El Rimawi, NidalDevelopment of an Audio Visual Tool for Medical Training at Kennedy Space Center
Master of Science (MS), Wright State University, 2006, Aerospace Medicine
El Rimawi, Nidal. M.D. M.S., Department of Aerospace Medicine, Wright State University, 2006. Development of an Audio-Visual Tool for Medical Training at Kennedy Space Center As part of an effort to improve efficiency of space-flight medical support at Kennedy Space Center, a training video was created to replace a series of lectures given before a launch or landing of the Space Shuttle. The video was designed to familiarize volunteer physicians from around the country with the specific emergency response protocols for a Space Shuttle launch or landing emergency at Kennedy Space Center. The methods used were consistent with standard film making techniques as outlined in several film making texts. The Production was divided into three phases; A pre-production phase wherein the research, screenwriting and production planning took place, a Production phase consisting of the actual filming of the various scenes in the script and finally, a post-production phase during which the video was edited, music was added and the finished video screened and copied. The result was that the video was completed in seven months with the participation of over a hundred people. The final video won several awards for educational and government film and met all expectations of the author and the medical department. It was ultimately given to the Aerospace Medicine Residency program at Wright State University and to the medical staff at Kennedy Space Center.

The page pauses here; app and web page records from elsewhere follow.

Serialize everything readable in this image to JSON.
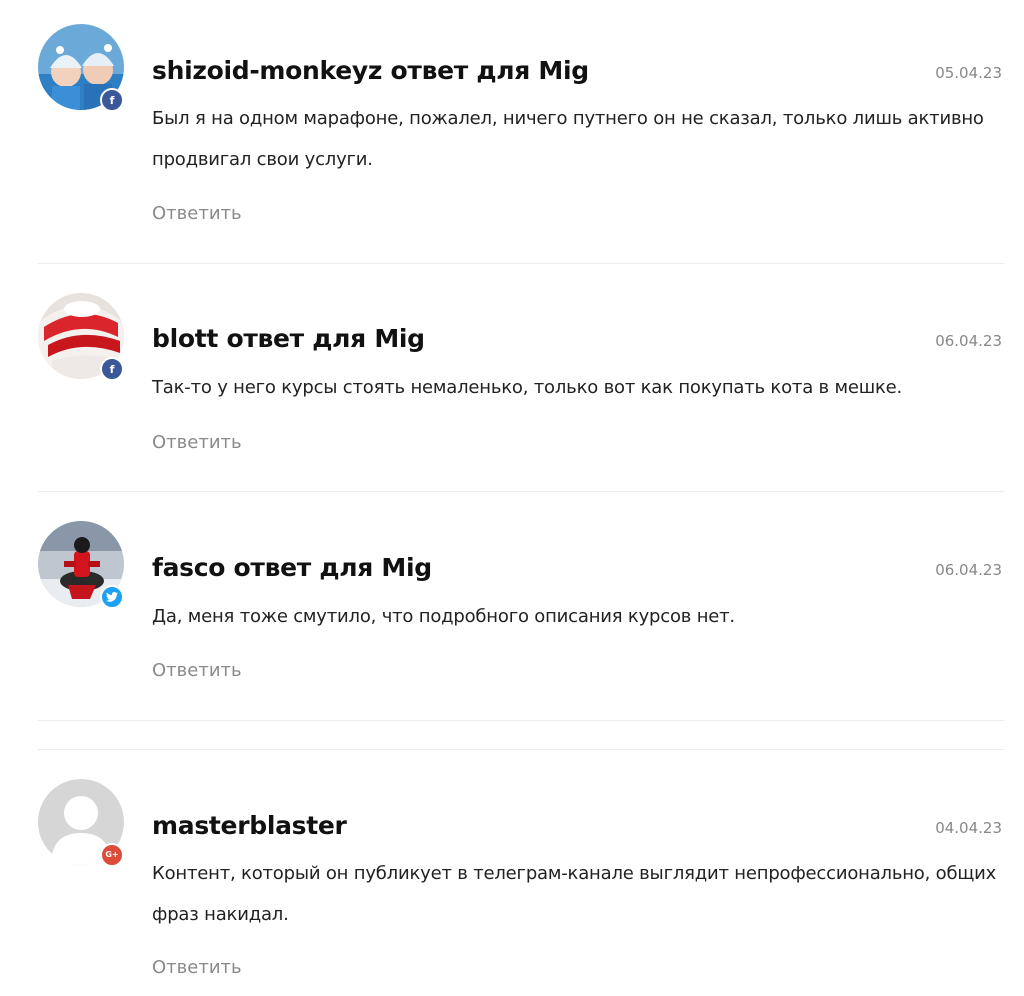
{
  "comments": [
    {
      "author": "shizoid-monkeyz ответ для Mig",
      "date": "05.04.23",
      "text": "Был я на одном марафоне, пожалел, ничего путнего он не сказал, только лишь активно продвигал свои услуги.",
      "reply_label": "Ответить",
      "social": "facebook",
      "badge_glyph": "f"
    },
    {
      "author": "blott ответ для Mig",
      "date": "06.04.23",
      "text": "Так-то у него курсы стоять немаленько, только вот как покупать кота в мешке.",
      "reply_label": "Ответить",
      "social": "facebook",
      "badge_glyph": "f"
    },
    {
      "author": "fasco ответ для Mig",
      "date": "06.04.23",
      "text": "Да, меня тоже смутило, что подробного описания курсов нет.",
      "reply_label": "Ответить",
      "social": "twitter",
      "badge_glyph": ""
    },
    {
      "author": "masterblaster",
      "date": "04.04.23",
      "text": "Контент, который он публикует в телеграм-канале выглядит непрофессионально, общих фраз накидал.",
      "reply_label": "Ответить",
      "social": "google",
      "badge_glyph": "G+"
    }
  ],
  "colors": {
    "facebook": "#3b5998",
    "twitter": "#1da1f2",
    "google": "#dd4b39",
    "reply": "#8a8a8a",
    "date": "#888888"
  }
}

Committee:

Robin Dodge (Advisor)

Keywords:

Aerospace Medicine; Space Medicine; Medical Education; Audio-Visual Tool; Kennedy Space Center; Space Medical Support; Emergency Medicine; Spaceflight Support; Spaceflight Emergencies; Film Production

King, Hillary S.An Ethically Informed Consideration of the Use of a Waiver of Informed Consent in Emergency Medicine Research
Master of Arts (MA), Ohio University, 2013, Philosophy (Arts and Sciences)
The concept of informed consent arose in the mid-20th century as a mechanism for protecting patients and research subjects from abuses. But recent technological advances in the field of emergency medicine research have created new challenges for informed consent procedures. As a result, in 1996 the FDA passed a “Final Rule,” which provides for a waiver of informed consent in a narrow class of studies. In this paper I will first conduct a historical survey of the development of informed consent regulations. Then, I will lay out several of the main arguments for the use of the waiver in emergency medicine research. I will conclude that these arguments are unsatisfactory, and that conducting research on human subjects without their consent is ethically dubious, at best. Lastly, I will consider alternative ways in which this socially valuable research might still be carried out, albeit without the use of the waiver of informed consent.

Committee:

Mark LeBar, Ph.D. (Advisor); Arthur Zucker, Ph.D. (Committee Member); James Petrik, Ph.D. (Committee Member)

Subjects:

Ethics; Medical Ethics; Philosophy

Keywords:

Waiver of Informed Consent; Emergency Medicine Research